THE Central African Republic has opened an investigation after four soldiers from the French Foreign Legion operating under a UN mandate were arrested in Bangui on Monday, accused of planning to ‘assassinate’ the head of state.
Tuesday’s announcement came on the same day that France and the United States accused mercenaries working for the Russian private security company Wagner of having ‘executed and massacred’ dozens of civilians.
US and French ambassadors to the United Nations voiced their grievances at the UN Security Council, alleging that the Wagner group was conducting a ‘systematic campaign of terror’ in the Central African Republic where they are fighting the rebel forces alongside the regular army.
The four Legionnaires arrested on Monday at Bangui airport were reportedly heavily armed and in army fatigues.
According to the Bangui public prosecutor, the accused are believed to be either French, Italian, Romanian or Bulgarian nationals, who were allegedly travelling in an unmarked vehicle without a UN logo.
The French army and United Nations maintain the men were escorting French General Stephane Marchenoir, chief of staff of the UN peacekeeping force in Central African Republic to the airport, where he was taking a plane to Paris.
However, the four were immediately accused on several private accounts on social networks – many with photos of their equipment – of having wanted to ‘assassinate’ the Central African President Faustin Archange Touadéra.
Touadéra’s convoy was reportedly due to pass through the same area at the same time.
Paris and the have UN forcefully denied the allegations, denouncing the accusations as ‘disinformation’ and ‘gross manipulation.’
Proxy war of words
The incident comes at a time when relations between France and its former colony are increasingly tense, exacerbated by a bitter war of influence between Paris and Moscow in the country, which has been in civil conflict since 2013.
France accuses the Central African Republic of being ‘complicit’ in an anti-French campaign orchestrated by Moscow, notably through trolling on social networks and some media outlets.

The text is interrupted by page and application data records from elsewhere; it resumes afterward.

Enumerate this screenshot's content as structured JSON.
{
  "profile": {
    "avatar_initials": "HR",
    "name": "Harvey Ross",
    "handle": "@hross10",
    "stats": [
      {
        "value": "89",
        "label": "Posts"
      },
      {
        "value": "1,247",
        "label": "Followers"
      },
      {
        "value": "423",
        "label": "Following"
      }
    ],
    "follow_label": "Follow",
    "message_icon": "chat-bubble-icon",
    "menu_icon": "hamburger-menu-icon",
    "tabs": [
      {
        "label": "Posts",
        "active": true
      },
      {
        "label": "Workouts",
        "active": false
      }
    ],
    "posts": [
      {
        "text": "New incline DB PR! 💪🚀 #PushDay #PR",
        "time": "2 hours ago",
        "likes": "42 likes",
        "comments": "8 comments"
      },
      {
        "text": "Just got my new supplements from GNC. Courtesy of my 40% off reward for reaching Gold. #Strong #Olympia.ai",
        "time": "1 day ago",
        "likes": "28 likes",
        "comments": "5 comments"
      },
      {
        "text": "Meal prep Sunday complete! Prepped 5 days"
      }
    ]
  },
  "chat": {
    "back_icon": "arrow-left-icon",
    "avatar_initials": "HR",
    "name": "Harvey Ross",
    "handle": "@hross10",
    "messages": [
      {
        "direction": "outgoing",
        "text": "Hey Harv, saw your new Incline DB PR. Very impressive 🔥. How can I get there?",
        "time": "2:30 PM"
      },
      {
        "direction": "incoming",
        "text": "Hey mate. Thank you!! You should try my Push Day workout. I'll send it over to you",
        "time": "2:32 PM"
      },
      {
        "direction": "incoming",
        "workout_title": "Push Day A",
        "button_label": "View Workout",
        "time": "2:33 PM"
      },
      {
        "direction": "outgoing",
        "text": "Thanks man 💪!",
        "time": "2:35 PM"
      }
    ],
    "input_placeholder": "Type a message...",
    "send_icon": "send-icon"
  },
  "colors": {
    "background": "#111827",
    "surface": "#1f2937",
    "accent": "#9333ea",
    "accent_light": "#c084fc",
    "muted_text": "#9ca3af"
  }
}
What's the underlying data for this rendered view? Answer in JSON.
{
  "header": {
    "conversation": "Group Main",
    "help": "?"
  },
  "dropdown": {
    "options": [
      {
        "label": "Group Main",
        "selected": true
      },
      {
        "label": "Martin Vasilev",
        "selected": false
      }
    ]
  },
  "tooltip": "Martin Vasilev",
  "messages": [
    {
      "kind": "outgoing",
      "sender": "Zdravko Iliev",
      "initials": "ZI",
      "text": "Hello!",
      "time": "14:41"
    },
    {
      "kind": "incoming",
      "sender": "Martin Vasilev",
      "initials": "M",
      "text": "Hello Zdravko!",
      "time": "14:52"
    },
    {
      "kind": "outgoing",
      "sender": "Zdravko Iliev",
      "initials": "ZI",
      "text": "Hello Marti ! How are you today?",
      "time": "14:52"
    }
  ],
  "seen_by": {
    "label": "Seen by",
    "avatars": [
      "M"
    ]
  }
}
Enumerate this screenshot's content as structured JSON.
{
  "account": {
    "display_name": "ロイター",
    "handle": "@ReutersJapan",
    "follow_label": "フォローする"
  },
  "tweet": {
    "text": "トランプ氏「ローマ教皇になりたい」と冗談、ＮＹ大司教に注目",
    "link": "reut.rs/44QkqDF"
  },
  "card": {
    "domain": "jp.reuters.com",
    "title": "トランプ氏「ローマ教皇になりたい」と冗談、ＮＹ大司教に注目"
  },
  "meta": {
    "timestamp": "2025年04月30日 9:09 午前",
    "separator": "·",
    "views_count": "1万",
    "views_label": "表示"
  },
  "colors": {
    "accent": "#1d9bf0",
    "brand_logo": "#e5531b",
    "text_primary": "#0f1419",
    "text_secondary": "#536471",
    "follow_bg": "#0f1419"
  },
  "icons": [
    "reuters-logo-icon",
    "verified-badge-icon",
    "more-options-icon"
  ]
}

Moscow blames Paris for accusing Wagner’s paramilitaries of having seized power and resources in the country.
David Coffey with RFI